> [Exercise description]:
Your answer must be an exact copy of the data, without any pictures.

(App and web page records)
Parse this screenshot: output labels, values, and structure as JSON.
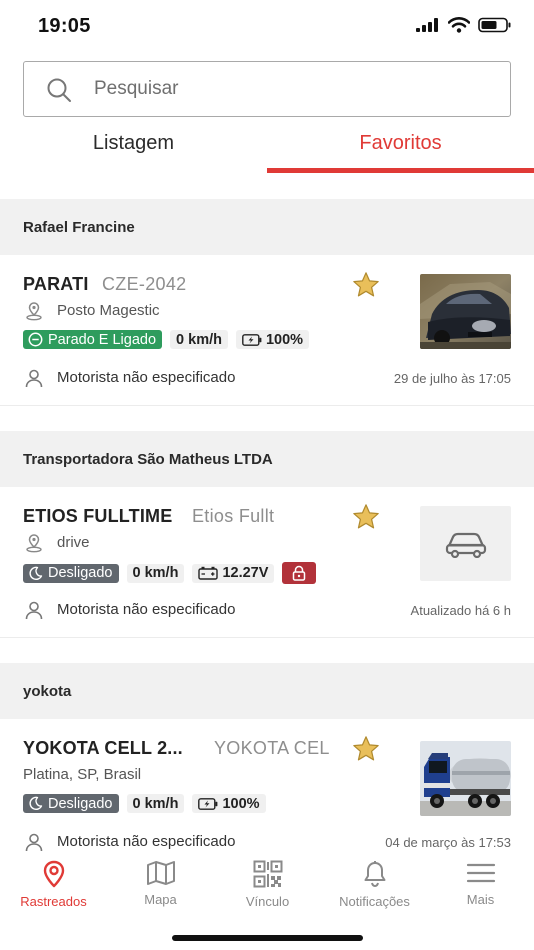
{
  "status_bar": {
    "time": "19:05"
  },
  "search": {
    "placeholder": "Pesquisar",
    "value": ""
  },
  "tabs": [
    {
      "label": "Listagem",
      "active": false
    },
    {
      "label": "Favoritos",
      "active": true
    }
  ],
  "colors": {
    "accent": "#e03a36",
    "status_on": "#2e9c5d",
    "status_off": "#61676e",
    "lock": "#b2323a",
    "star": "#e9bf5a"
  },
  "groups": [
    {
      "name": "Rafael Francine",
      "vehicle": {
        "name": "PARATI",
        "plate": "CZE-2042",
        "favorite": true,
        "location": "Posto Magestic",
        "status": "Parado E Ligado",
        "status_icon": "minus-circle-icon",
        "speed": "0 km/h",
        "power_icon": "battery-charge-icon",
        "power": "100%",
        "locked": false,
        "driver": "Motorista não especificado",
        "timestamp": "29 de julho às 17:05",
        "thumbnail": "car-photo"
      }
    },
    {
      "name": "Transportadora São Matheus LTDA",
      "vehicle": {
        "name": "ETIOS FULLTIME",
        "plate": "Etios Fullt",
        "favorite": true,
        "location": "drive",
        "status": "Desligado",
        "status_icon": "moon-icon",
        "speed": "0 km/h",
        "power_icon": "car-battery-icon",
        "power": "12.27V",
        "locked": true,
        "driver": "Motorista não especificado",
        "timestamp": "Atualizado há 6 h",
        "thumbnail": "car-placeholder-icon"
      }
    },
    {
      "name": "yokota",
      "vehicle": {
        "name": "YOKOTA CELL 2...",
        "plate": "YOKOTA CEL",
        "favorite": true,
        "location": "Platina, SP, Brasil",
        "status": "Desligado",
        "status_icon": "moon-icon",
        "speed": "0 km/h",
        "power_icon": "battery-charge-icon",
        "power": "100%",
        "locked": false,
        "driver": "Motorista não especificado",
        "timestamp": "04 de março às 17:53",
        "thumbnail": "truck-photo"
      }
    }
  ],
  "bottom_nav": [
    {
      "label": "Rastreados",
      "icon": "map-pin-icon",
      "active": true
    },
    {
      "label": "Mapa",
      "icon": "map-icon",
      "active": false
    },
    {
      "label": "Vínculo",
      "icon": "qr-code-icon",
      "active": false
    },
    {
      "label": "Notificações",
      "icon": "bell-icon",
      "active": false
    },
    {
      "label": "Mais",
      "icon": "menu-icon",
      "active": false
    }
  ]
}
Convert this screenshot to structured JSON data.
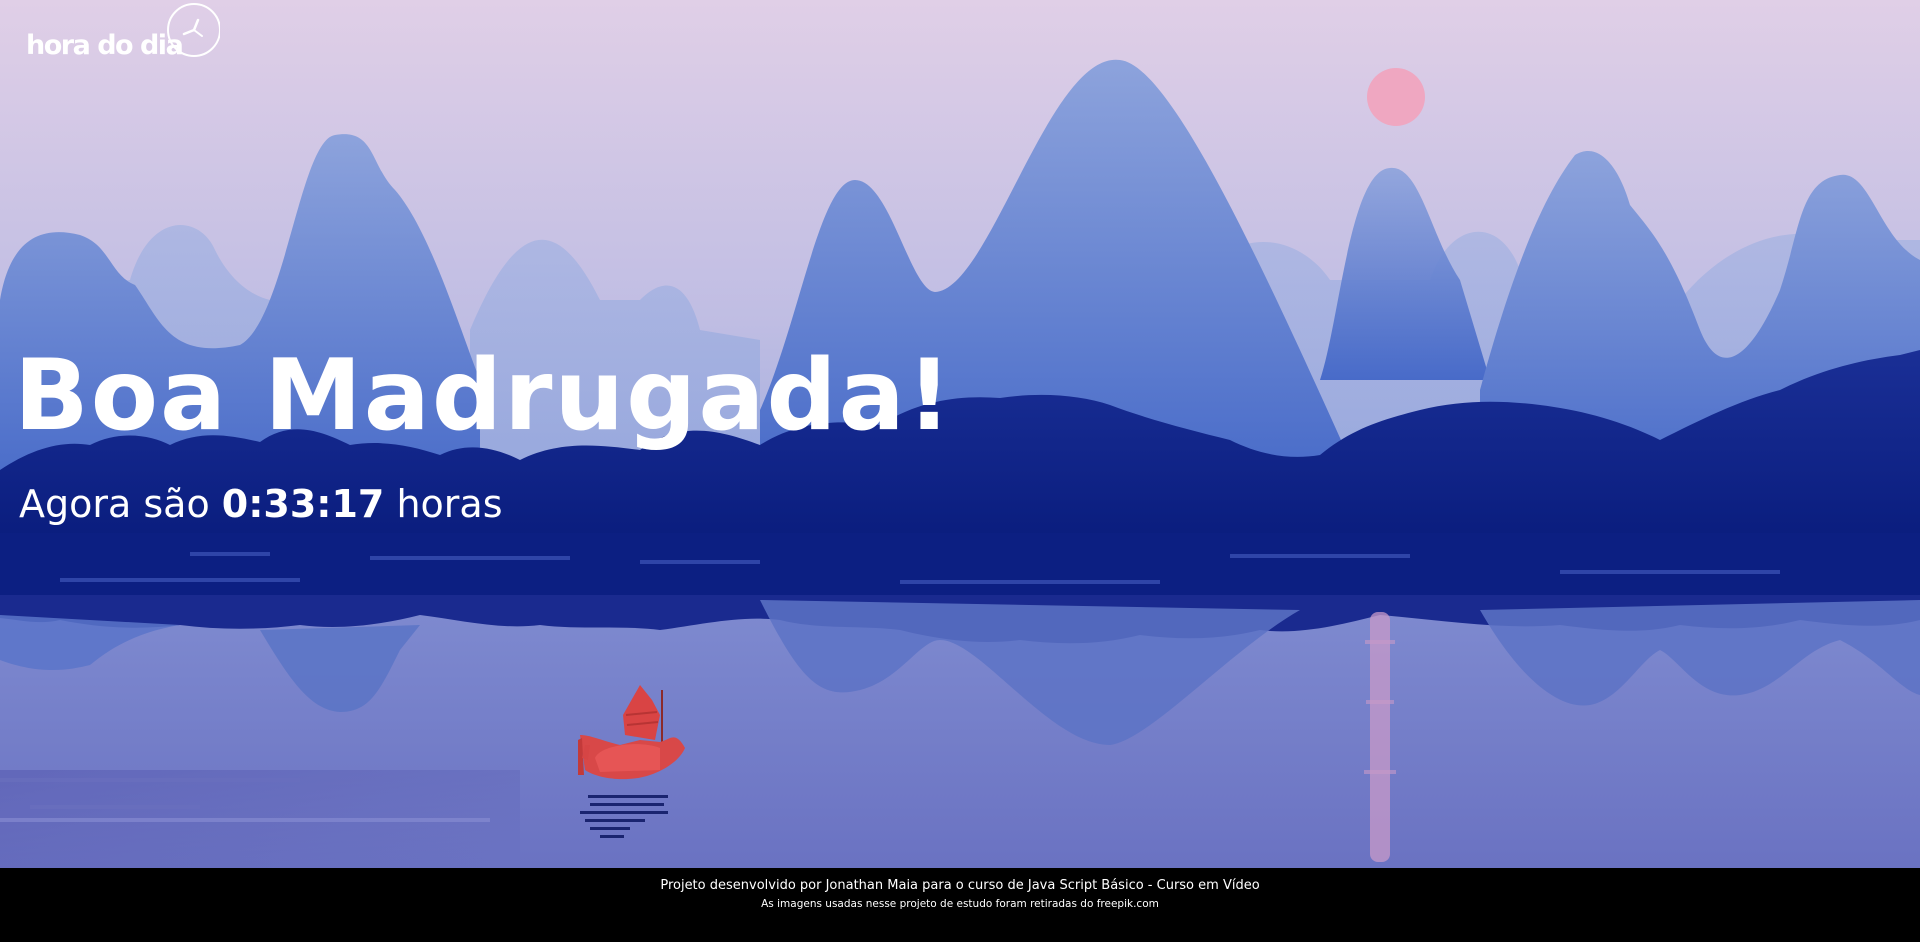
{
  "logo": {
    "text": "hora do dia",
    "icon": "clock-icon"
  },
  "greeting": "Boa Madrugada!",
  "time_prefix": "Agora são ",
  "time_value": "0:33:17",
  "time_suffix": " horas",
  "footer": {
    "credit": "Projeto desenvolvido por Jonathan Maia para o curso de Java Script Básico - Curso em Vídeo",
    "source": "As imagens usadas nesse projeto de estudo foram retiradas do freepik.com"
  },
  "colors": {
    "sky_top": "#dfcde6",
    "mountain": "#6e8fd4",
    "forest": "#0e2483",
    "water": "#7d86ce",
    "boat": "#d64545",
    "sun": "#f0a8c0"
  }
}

> [Response area]:
Parse this screenshot: output labels, values, and structure as JSON.
{
  "status_bar": {
    "time": "19:05"
  },
  "search": {
    "placeholder": "Pesquisar",
    "value": ""
  },
  "tabs": [
    {
      "label": "Listagem",
      "active": false
    },
    {
      "label": "Favoritos",
      "active": true
    }
  ],
  "colors": {
    "accent": "#e03a36",
    "status_on": "#2e9c5d",
    "status_off": "#61676e",
    "lock": "#b2323a",
    "star": "#e9bf5a"
  },
  "groups": [
    {
      "name": "Rafael Francine",
      "vehicle": {
        "name": "PARATI",
        "plate": "CZE-2042",
        "favorite": true,
        "location": "Posto Magestic",
        "status": "Parado E Ligado",
        "status_icon": "minus-circle-icon",
        "speed": "0 km/h",
        "power_icon": "battery-charge-icon",
        "power": "100%",
        "locked": false,
        "driver": "Motorista não especificado",
        "timestamp": "29 de julho às 17:05",
        "thumbnail": "car-photo"
      }
    },
    {
      "name": "Transportadora São Matheus LTDA",
      "vehicle": {
        "name": "ETIOS FULLTIME",
        "plate": "Etios Fullt",
        "favorite": true,
        "location": "drive",
        "status": "Desligado",
        "status_icon": "moon-icon",
        "speed": "0 km/h",
        "power_icon": "car-battery-icon",
        "power": "12.27V",
        "locked": true,
        "driver": "Motorista não especificado",
        "timestamp": "Atualizado há 6 h",
        "thumbnail": "car-placeholder-icon"
      }
    },
    {
      "name": "yokota",
      "vehicle": {
        "name": "YOKOTA CELL 2...",
        "plate": "YOKOTA CEL",
        "favorite": true,
        "location": "Platina, SP, Brasil",
        "status": "Desligado",
        "status_icon": "moon-icon",
        "speed": "0 km/h",
        "power_icon": "battery-charge-icon",
        "power": "100%",
        "locked": false,
        "driver": "Motorista não especificado",
        "timestamp": "04 de março às 17:53",
        "thumbnail": "truck-photo"
      }
    }
  ],
  "bottom_nav": [
    {
      "label": "Rastreados",
      "icon": "map-pin-icon",
      "active": true
    },
    {
      "label": "Mapa",
      "icon": "map-icon",
      "active": false
    },
    {
      "label": "Vínculo",
      "icon": "qr-code-icon",
      "active": false
    },
    {
      "label": "Notificações",
      "icon": "bell-icon",
      "active": false
    },
    {
      "label": "Mais",
      "icon": "menu-icon",
      "active": false
    }
  ]
}
Convert this screenshot to structured JSON data.
{
  "logo": {
    "text": "hora do dia",
    "icon": "clock-icon"
  },
  "greeting": "Boa Madrugada!",
  "time_prefix": "Agora são ",
  "time_value": "0:33:17",
  "time_suffix": " horas",
  "footer": {
    "credit": "Projeto desenvolvido por Jonathan Maia para o curso de Java Script Básico - Curso em Vídeo",
    "source": "As imagens usadas nesse projeto de estudo foram retiradas do freepik.com"
  },
  "colors": {
    "sky_top": "#dfcde6",
    "mountain": "#6e8fd4",
    "forest": "#0e2483",
    "water": "#7d86ce",
    "boat": "#d64545",
    "sun": "#f0a8c0"
  }
}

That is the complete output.